·       Due to the link between sodium and potassium, keeping sodium intake high helps to preserve potassium levels.

·       Emphasize leafy greens — spinach and seaweed are especially high in the mineral.

·       All meat and fish contain relatively good amounts of potassium, and these foods generally form a part of a your low carbohydrate nutrition plan.


Despite magnesium playing a vital role in every cell of our body, deficiency is an increasing problem. In my opinion, magnesium is one of the most important minerals. The fact that magnesium levels drop when reducing carbohydrate consumption is an important consideration. Sufficient magnesium intake helps regulate potassium and sodium levels.

Short-term magnesium deficiency is associated with;

·       An increase in food cravings

·       Symptoms such as nausea, fatigue, and cramps

A few strategies to maintain sufficient magnesium levels include

·       Many delicious low carbohydrate foods are high in magnesium. Try to include

Nuts and Seeds. Nuts and seeds are a great source of fats and can contribute a small amount of protein to a low carbohydrate diet. ...

  • Dark Leafy Greens. ...
  • Fatty Fish. ...
  • Dark Chocolate (above 70% cocoa) ...
  • Avocado. ...
  • Bone Broth. ...
  • Mineral Rich Water.

·       If you are not getting enough dietary magnesium (and most of us are not) it is a good idea to consider using supplements. Magnesium citrate or magnesium glycinate are you best options.

Ensuring a proper dietary intake of magnesium, potassium, and sodium will assist in providing sufficient levels of electrolytes.
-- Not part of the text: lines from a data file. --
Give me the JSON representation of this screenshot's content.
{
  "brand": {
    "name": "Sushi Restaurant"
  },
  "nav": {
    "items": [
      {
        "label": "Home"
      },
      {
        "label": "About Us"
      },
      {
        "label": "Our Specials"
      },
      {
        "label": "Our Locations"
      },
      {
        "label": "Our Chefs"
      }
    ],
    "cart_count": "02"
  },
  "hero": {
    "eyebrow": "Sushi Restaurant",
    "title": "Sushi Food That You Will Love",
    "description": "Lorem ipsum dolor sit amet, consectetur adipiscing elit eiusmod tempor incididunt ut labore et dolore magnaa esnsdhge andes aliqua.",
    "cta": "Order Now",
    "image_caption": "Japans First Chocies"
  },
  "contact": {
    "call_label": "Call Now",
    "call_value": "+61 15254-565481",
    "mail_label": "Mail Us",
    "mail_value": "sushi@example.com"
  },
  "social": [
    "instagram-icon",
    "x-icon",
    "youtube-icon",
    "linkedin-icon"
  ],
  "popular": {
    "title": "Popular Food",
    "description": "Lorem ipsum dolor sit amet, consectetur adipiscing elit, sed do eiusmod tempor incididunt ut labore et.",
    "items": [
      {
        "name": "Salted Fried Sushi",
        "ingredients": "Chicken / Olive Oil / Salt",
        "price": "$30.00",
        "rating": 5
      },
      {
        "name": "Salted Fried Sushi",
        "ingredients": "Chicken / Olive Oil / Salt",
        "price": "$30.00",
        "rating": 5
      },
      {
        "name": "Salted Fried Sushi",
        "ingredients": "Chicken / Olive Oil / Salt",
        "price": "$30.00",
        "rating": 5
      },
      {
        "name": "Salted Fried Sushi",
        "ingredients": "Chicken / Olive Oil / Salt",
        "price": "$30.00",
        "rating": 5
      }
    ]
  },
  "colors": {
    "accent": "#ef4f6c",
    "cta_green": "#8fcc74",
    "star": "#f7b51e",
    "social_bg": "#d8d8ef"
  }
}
Through this and drinking enough fluids, you can usually neutralize or dramatically reduce most of the low carbohydrate adaptation symptoms.

Fat Consumption
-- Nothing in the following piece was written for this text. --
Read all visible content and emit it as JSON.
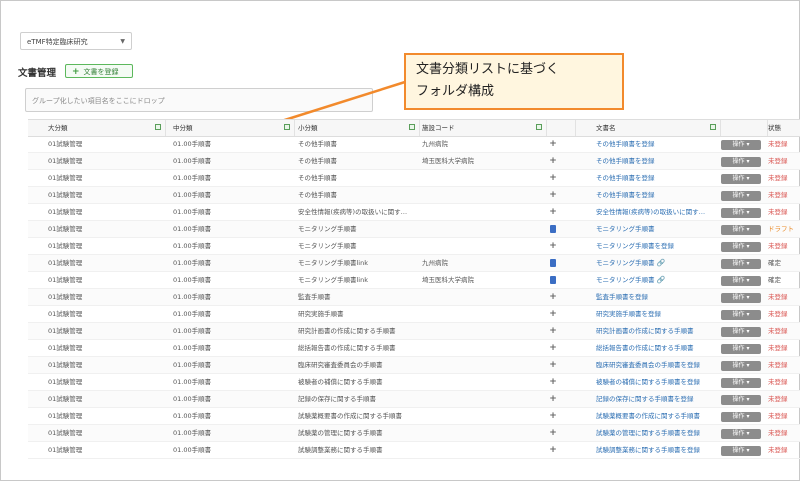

Making sure you are eating a sufficient amount of dietary fat helps your body to acclimatize to burning fat for fuel quickly.

Fearing fat is a mistake that so many people make. When limiting dietary carbohydrate, I see so many people eating low-fat chicken breasts and trimming the fat from red meat.

If carbohydrate is low, then fat needs to be high or else you will feel terrible and you will suffer physiologically and metabolically.

·       Prioritize sources of fat in the diet, from foods such as;

·       Fatty meats (pork belly, bacon, ribeye steak, roasted chicken with skin).

·       Oily fish (salmon, mackerel, trout, herring, sardines).

·       Healthy fruit sources of fat such as olives and avocado.

·       A small handful of nuts daily – macadamia nuts are one of the tastiest!

·       Liberal use of healthy fat sources including butter, ghee, coconut oil, olive oil, avocado oil, and animal fats.

Temporarily eating more fat can help hasten the low carbohydrate adaptation phase. Once fully adapted you can begin to experiment with your fat intake a little more.

Do not fear the fat!


Low carbohydrate diets can be extremely healthy and have numerous health benefits if you eat the right foods.

It is important to do your research before adopting the diet for the first time. Preparation is always your key to success.

Some of the possible adaptation symptoms can feel scary, but all it takes is a little knowledge to minimize or completely avoid them.

If you do experience some symptoms, it becomes imperative to ensure you get enough water and electrolytes.

Keep in mind that although these adaptation flu symptoms can be uncomfortable and inconvenient, they do not last forever and once passed you can begin to enjoy many of the benefits of low carbohydrate lifestyles.

Michal Ofer